A debate is intensifying about the role of corporate America in the recent wave of higher inflation. Companies are undoubtedly raising prices. The question is whether they are exploiting a surge in consumer demand or merely passing on their own higher costs. The available data strongly suggests that companies are raising prices to enhance profits.

The view of price increases most generous to U.S. companies is that constrained supply lines and labor shortages are raising the cost of doing business, forcing them to pass on those higher costs to consumers. A more skeptical view is that companies are raising prices because they can. Consumers are spending more, fueled by record amounts of fiscal and monetary stimulus, skyrocketing home prices, excess pandemic savings and pent-up demand from two years of isolation.
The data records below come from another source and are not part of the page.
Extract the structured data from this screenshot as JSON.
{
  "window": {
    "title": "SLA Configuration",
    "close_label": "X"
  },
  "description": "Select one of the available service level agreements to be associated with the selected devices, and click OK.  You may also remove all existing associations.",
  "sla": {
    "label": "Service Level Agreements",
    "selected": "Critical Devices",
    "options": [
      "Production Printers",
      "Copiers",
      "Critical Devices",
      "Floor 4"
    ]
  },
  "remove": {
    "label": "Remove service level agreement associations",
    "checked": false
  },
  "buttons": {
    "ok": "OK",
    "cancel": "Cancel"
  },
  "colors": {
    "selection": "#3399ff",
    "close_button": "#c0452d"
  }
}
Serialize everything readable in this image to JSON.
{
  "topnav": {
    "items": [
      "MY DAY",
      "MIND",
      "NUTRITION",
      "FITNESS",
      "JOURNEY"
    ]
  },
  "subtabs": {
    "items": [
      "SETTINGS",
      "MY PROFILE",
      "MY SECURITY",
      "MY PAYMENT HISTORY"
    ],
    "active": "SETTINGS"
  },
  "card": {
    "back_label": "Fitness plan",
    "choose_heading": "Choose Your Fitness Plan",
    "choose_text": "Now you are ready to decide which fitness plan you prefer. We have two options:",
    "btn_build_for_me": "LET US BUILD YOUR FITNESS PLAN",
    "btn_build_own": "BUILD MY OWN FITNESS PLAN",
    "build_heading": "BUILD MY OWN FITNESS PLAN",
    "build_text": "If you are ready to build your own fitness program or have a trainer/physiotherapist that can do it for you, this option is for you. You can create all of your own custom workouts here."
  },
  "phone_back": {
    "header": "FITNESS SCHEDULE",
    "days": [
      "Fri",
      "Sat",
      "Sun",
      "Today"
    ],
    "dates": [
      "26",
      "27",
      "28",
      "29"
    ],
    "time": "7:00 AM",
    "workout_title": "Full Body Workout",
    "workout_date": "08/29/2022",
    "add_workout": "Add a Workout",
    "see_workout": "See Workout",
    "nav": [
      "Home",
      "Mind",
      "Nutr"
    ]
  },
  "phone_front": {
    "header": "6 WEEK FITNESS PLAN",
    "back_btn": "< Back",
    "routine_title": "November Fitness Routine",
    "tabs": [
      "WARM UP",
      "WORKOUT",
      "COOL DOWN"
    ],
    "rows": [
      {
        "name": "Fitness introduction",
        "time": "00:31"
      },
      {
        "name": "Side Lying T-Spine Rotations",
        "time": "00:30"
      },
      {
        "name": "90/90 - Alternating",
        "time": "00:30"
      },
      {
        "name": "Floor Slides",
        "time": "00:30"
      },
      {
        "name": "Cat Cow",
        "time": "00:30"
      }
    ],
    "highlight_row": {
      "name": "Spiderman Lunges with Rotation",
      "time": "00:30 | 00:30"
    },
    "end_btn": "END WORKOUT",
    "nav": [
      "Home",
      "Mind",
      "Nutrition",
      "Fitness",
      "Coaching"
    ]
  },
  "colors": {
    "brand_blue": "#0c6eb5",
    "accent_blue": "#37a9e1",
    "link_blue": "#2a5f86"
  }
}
The combination of higher demand and short supply gives companies an opening to raise prices.

Judging by their own financial statements, companies are seizing that opportunity. Starting from the top of the income statement and working down, the first point of interest is gross profit, which is the difference between a company’s sales and cost of goods. That’s accounting speak for simple math. Say I run a lemonade stand. If I sell a cup of lemonade for $1 and it costs me 70 cents for the cup, lemons, sugar and water, my gross profit is 30 cents. My gross margin, which is the gross profit divided by sales, is 30%.
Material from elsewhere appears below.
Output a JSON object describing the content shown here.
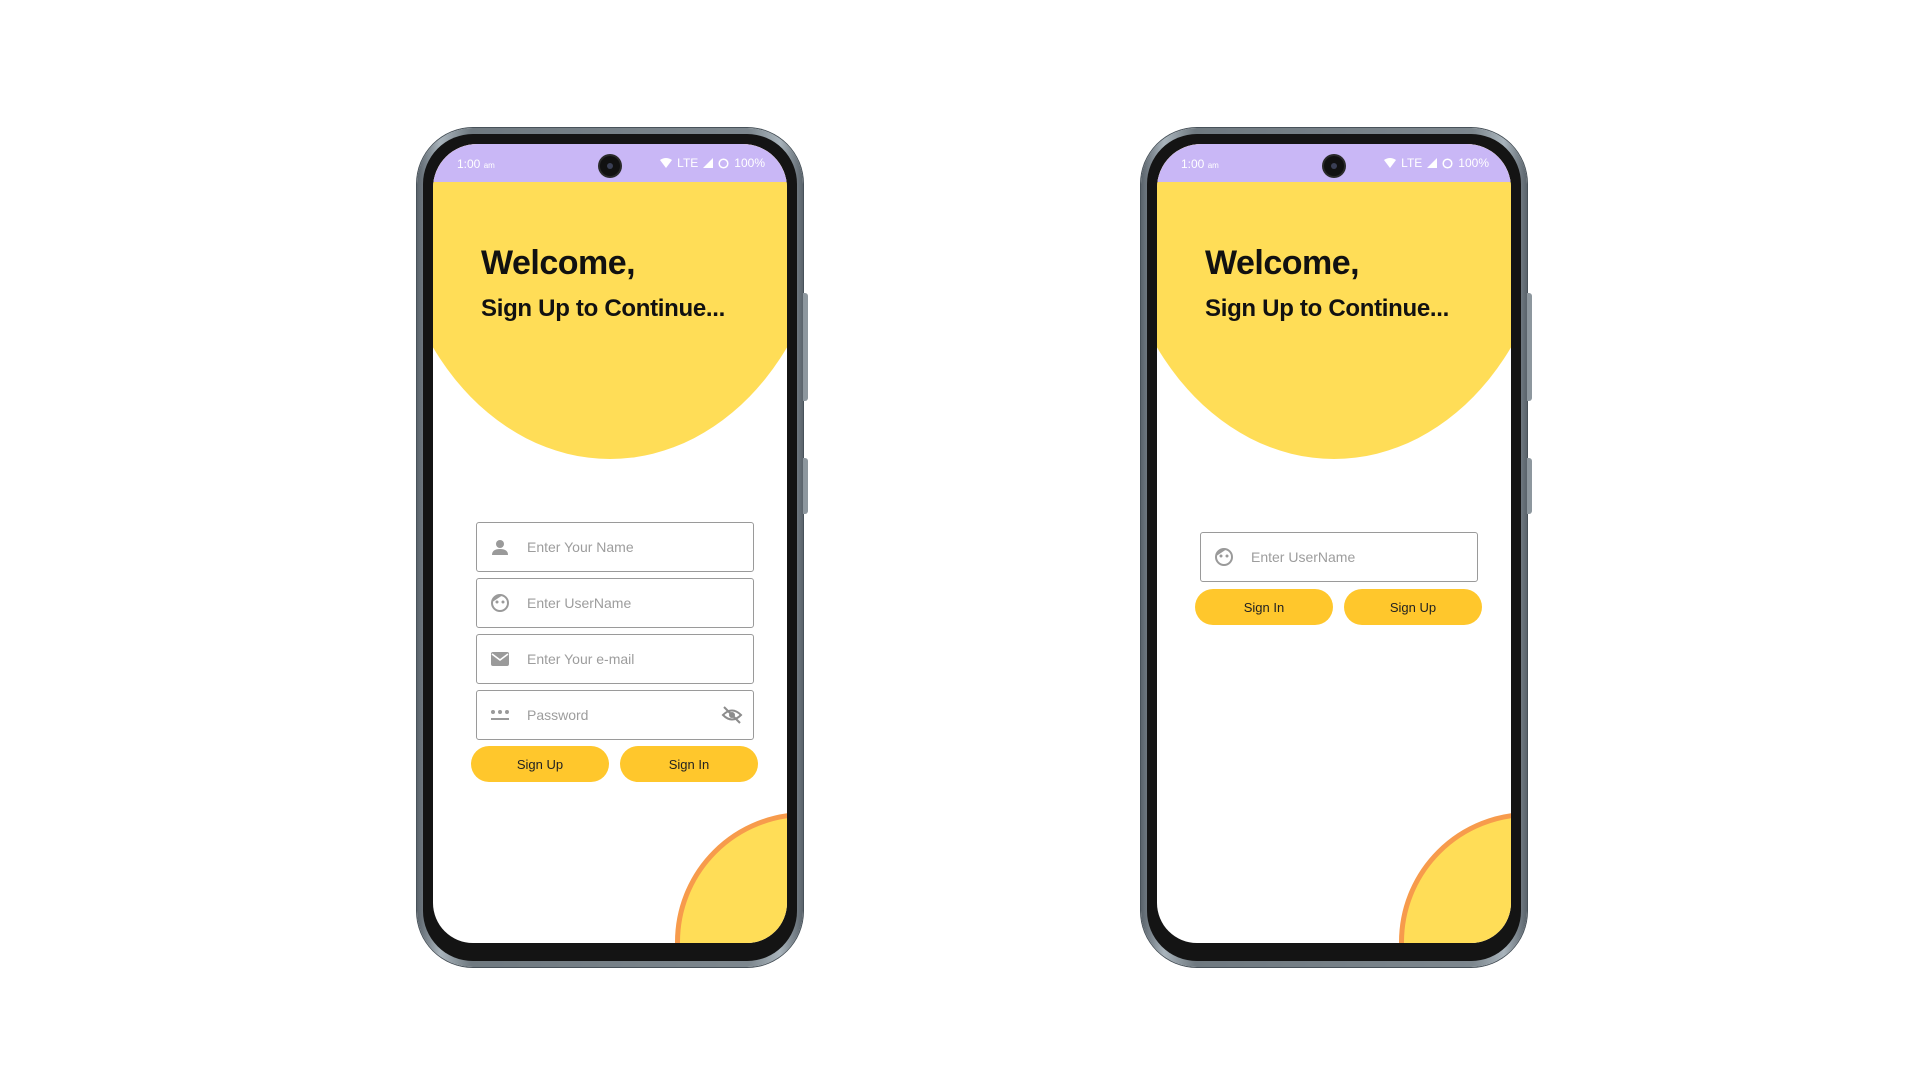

A pedestrian carries shopping bags across Geary Street in San Francisco.


If companies are only passing on their own higher costs to consumers, their gross margins should stay roughly the same. But that’s not what’s happening. Gross margins for the S&P 500 Index rose to a record 35% last year from 34% the year before. And that’s just the beginning. This year, Wall Street analysts expect gross margins to shoot up to 45%, based in part on companies’ own projections. In other words, companies appear to be raising prices much higher than their cost of goods.

The next stop on the income statement is EBIT margin, which stands for earnings before interest and taxes. EBIT margin tacks on operating expenses such as wages, rent and utilities — basically everything except interest on debt and taxes. EBIT margins rose even more than gross margins last year to a record 16% from 10% the year before, which, perhaps not coincidentally, approximates the jump in inflation last year. Analysts expect EBIT margins to climb to 17% this year. Here again, higher prices appear to more than offset any increase in companies’ operating costs, including higher wages.
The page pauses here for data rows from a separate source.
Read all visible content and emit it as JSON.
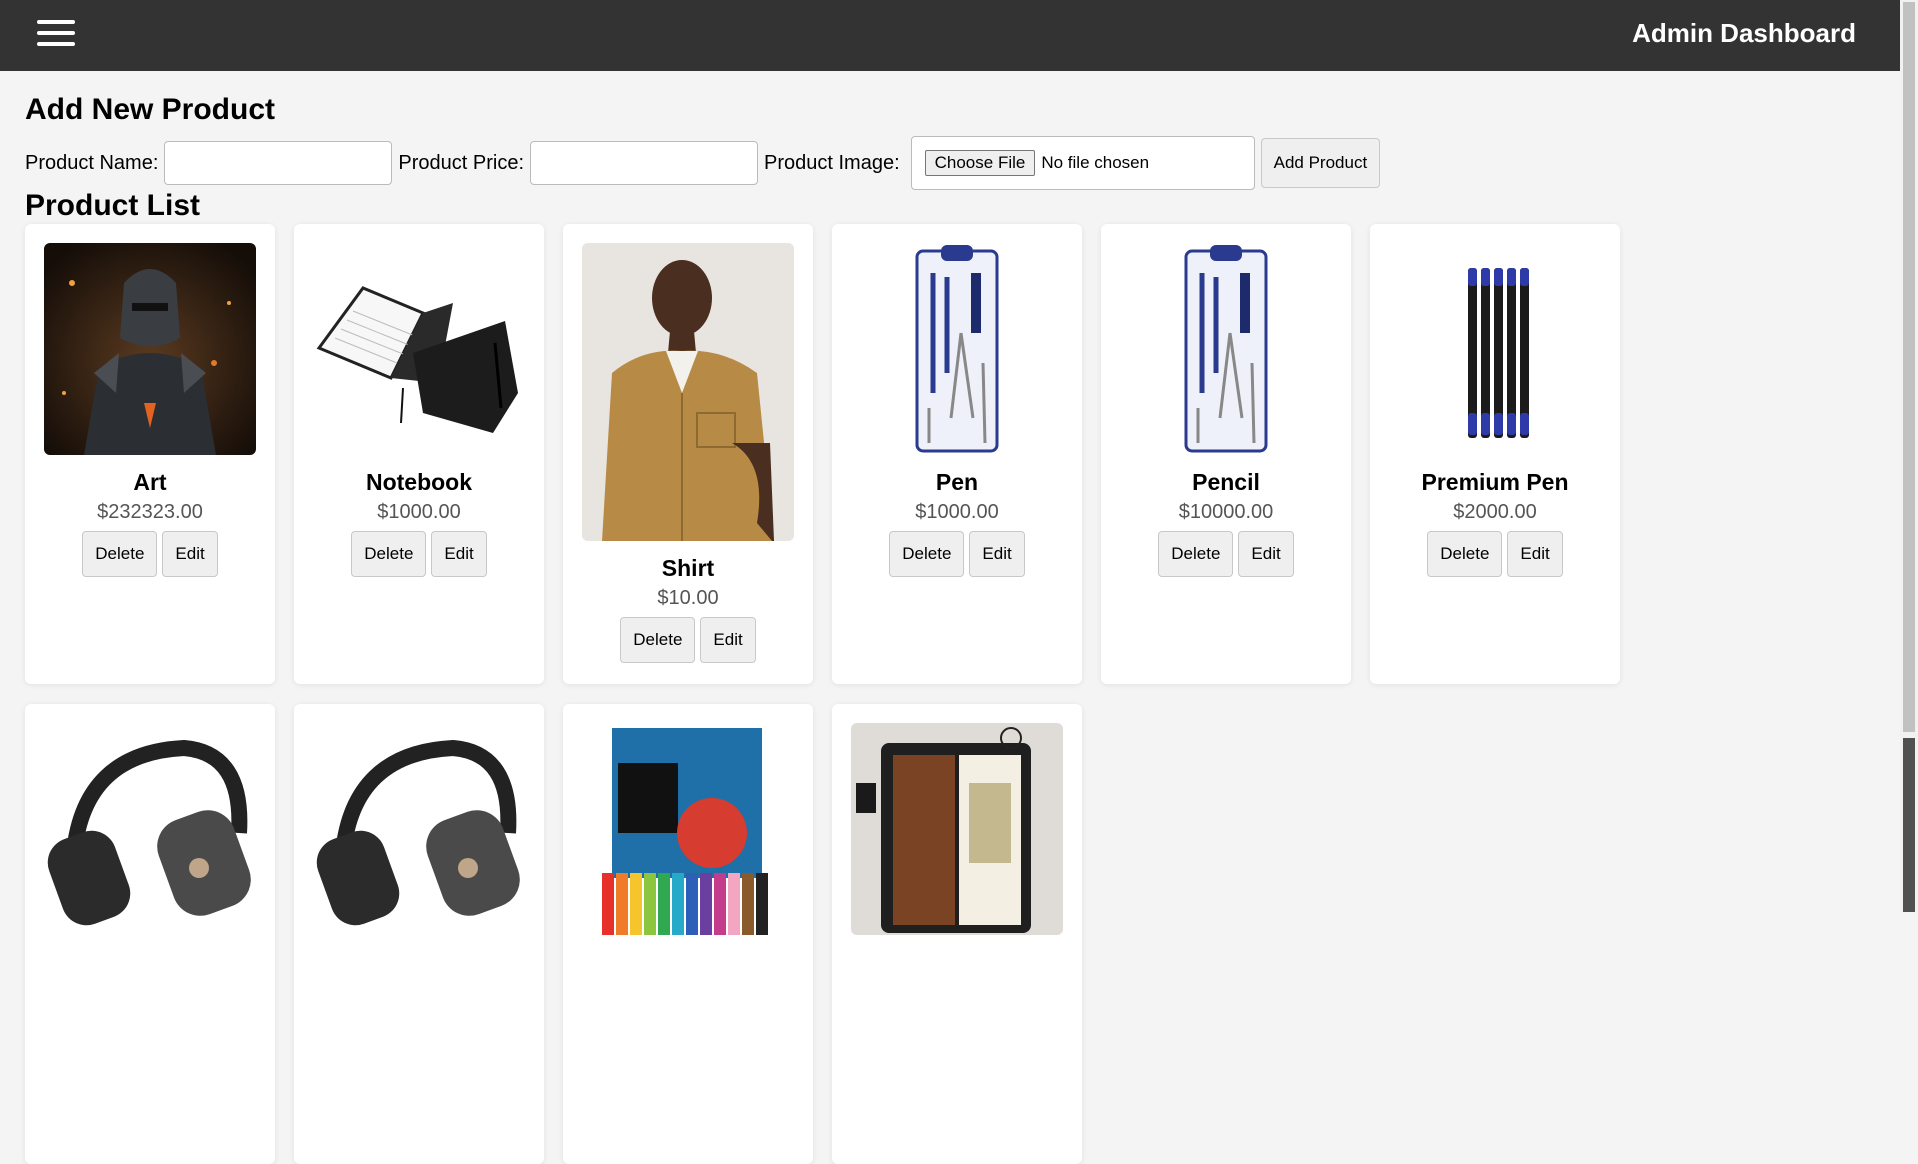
{
  "header": {
    "title": "Admin Dashboard"
  },
  "add_form": {
    "title": "Add New Product",
    "name_label": "Product Name:",
    "price_label": "Product Price:",
    "image_label": "Product Image:",
    "choose_file": "Choose File",
    "no_file": "No file chosen",
    "submit": "Add Product"
  },
  "list": {
    "title": "Product List",
    "delete_label": "Delete",
    "edit_label": "Edit",
    "products": [
      {
        "name": "Art",
        "price": "$232323.00"
      },
      {
        "name": "Notebook",
        "price": "$1000.00"
      },
      {
        "name": "Shirt",
        "price": "$10.00"
      },
      {
        "name": "Pen",
        "price": "$1000.00"
      },
      {
        "name": "Pencil",
        "price": "$10000.00"
      },
      {
        "name": "Premium Pen",
        "price": "$2000.00"
      }
    ]
  },
  "colors": {
    "topbar": "#333333",
    "page_bg": "#f4f4f4"
  }
}
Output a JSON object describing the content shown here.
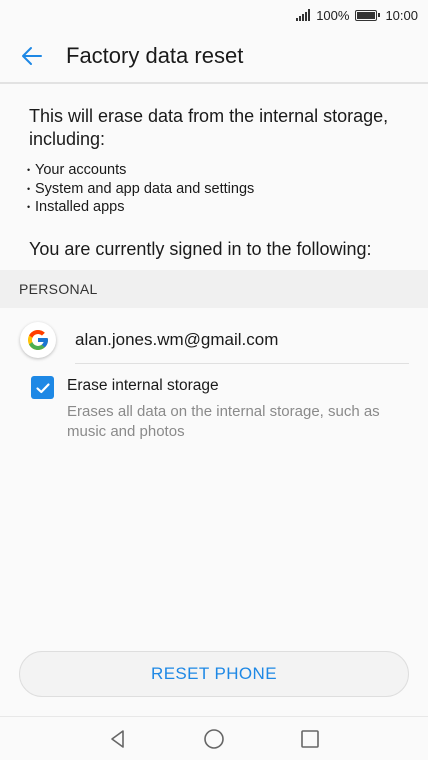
{
  "status_bar": {
    "battery_percent": "100%",
    "time": "10:00",
    "icons": [
      "signal-icon",
      "battery-icon"
    ]
  },
  "app_bar": {
    "title": "Factory data reset",
    "back_icon": "back-arrow-icon"
  },
  "content": {
    "intro": "This will erase data from the internal storage, including:",
    "bullets": [
      "Your accounts",
      "System and app data and settings",
      "Installed apps"
    ],
    "signed_in_text": "You are currently signed in to the following:"
  },
  "accounts_section": {
    "header": "PERSONAL",
    "accounts": [
      {
        "icon": "google-icon",
        "email": "alan.jones.wm@gmail.com"
      }
    ]
  },
  "erase_option": {
    "title": "Erase internal storage",
    "description": "Erases all data on the internal storage, such as music and photos",
    "checked": true
  },
  "actions": {
    "reset_label": "RESET PHONE"
  },
  "nav_bar": {
    "buttons": [
      "back-triangle-icon",
      "home-circle-icon",
      "recents-square-icon"
    ]
  },
  "colors": {
    "accent": "#1e88e5",
    "background": "#fafafa",
    "section_bg": "#f0f0f0",
    "secondary_text": "#8a8a8a"
  }
}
The last stop on the income statement is profit margin. Tax rates haven’t changed in the last year, although interest rates have risen modestly. Even so, profit margins rose to a record 13% last year from 9% the year before, and analysts expect profit margins to reach 14% this year. With margins across the income statement at all-time highs and rising, it looks as if companies are raising prices more by choice than necessity.

Granted, the S&P 500 is unusually top heavy. Apple Inc., Microsoft Corp., Inc. and Google parent Alphabet Inc., quasi monopolies with enormous pricing power in any environment, account for about 20% of the index. But margins are swelling across the board. The numbers are similar for the S&P 500 Equal Weight Index, which, as the name suggests, equally weights the companies. Margin expansion is also roughly the same across the S&P 500’s 11 sectors, the only exception being that analysts expect tighter margins for financial companies this year. Even the Russell 3000 Index, which includes most of the U.S. stock market, tells a similar story. So profiteering seems to be the rule rather than exception.

To be sure, some companies have been forced to raise prices to stay afloat. And in any event, companies are entitled to maximize profits by charging the highest prices the market will bear. But it’s worth thinking about the consequences. It means companies are more than taking back the pay raises they gave employees by increasing prices on goods and services workers need. It also means companies are widening already high wealth and income inequality by suppressing real wages even as they enrich shareholders through higher profits.

It’s hard to pinpoint exactly what’s driving inflation in an economy as sprawling and complex as that of the U.S. But when it comes to whether corporate America is pushing prices higher or just trying to absorb them, companies have already answered the question.

Source link